Your article was successfully shared with the contacts you provided.
Self-heating (often called spontaneous combustion) is a condition where internal heat generation from a material exceeds its capacity to dissipate the heat, resulting in increased temperature and ignition of the material.

A common type of self-heating involves agricultural products, such as hay or silage. Under certain storage conditions, hay will self-heat, ignite, and cause damage to buildings and property. During the fermenting process in a silo, heating of silage can get out of hand and a fire will ensue.

Want to continue reading?
Become a Free
PropertyCasualty360 Digital Reader.


  • All PropertyCasualty360.com news coverage, best practices, and in-depth analysis.
  • Educational webcasts, resources from industry leaders, and informative newsletters.
  • Other award-winning websites including BenefitsPRO.com and ThinkAdvisor.com.

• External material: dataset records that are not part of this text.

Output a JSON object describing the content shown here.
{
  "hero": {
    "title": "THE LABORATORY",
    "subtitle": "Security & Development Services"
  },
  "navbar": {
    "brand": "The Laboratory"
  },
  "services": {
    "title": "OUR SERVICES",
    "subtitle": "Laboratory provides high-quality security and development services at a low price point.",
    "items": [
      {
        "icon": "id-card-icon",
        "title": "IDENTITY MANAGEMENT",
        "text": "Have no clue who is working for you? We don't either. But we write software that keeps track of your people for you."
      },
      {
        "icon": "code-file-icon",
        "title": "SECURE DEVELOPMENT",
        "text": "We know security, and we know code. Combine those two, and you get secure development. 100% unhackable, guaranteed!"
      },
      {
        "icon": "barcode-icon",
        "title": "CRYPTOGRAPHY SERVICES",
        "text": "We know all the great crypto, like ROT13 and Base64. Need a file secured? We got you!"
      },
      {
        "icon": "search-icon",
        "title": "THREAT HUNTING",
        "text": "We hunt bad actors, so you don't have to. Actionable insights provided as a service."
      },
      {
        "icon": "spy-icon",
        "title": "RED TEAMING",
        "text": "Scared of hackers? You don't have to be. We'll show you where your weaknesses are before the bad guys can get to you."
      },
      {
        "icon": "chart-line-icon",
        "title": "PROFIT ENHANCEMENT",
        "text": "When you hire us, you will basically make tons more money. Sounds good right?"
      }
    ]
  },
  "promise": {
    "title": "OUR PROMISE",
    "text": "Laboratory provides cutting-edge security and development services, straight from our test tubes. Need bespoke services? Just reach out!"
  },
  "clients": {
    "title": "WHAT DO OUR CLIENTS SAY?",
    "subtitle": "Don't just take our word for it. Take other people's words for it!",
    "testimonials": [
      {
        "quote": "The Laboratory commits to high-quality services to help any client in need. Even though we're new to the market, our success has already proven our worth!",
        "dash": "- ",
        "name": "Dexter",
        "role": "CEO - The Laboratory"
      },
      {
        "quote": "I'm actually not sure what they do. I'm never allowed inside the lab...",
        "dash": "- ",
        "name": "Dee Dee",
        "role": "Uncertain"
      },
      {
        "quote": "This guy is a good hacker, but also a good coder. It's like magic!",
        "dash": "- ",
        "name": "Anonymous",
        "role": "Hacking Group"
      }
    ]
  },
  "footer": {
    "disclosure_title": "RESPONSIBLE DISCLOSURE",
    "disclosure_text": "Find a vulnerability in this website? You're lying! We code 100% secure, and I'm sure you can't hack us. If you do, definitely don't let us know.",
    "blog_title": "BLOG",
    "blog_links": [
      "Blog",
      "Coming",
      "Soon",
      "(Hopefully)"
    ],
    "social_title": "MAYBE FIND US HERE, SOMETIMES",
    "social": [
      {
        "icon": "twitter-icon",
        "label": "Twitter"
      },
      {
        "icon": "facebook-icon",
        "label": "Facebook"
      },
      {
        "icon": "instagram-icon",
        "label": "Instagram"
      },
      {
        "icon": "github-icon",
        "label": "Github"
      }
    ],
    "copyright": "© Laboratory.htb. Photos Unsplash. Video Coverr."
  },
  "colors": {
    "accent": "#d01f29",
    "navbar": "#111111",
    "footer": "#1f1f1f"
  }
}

Already have an account?


Join PropertyCasualty360

Don’t miss crucial news and insights you need to make informed decisions for your P&C insurance business. Join PropertyCasualty360.com now!

  • Unlimited access to PropertyCasualty360.com - your roadmap to thriving in a disrupted environment
  • Access to other award-winning ALM websites including BenefitsPRO.com, ThinkAdvisor.com and Law.com
  • Exclusive discounts on PropertyCasualty360, National Underwriter, Claims and ALM events

Already have an account? Sign In Now
Join PropertyCasualty360

Copyright © 2021 ALM Media Properties, LLC. All Rights Reserved.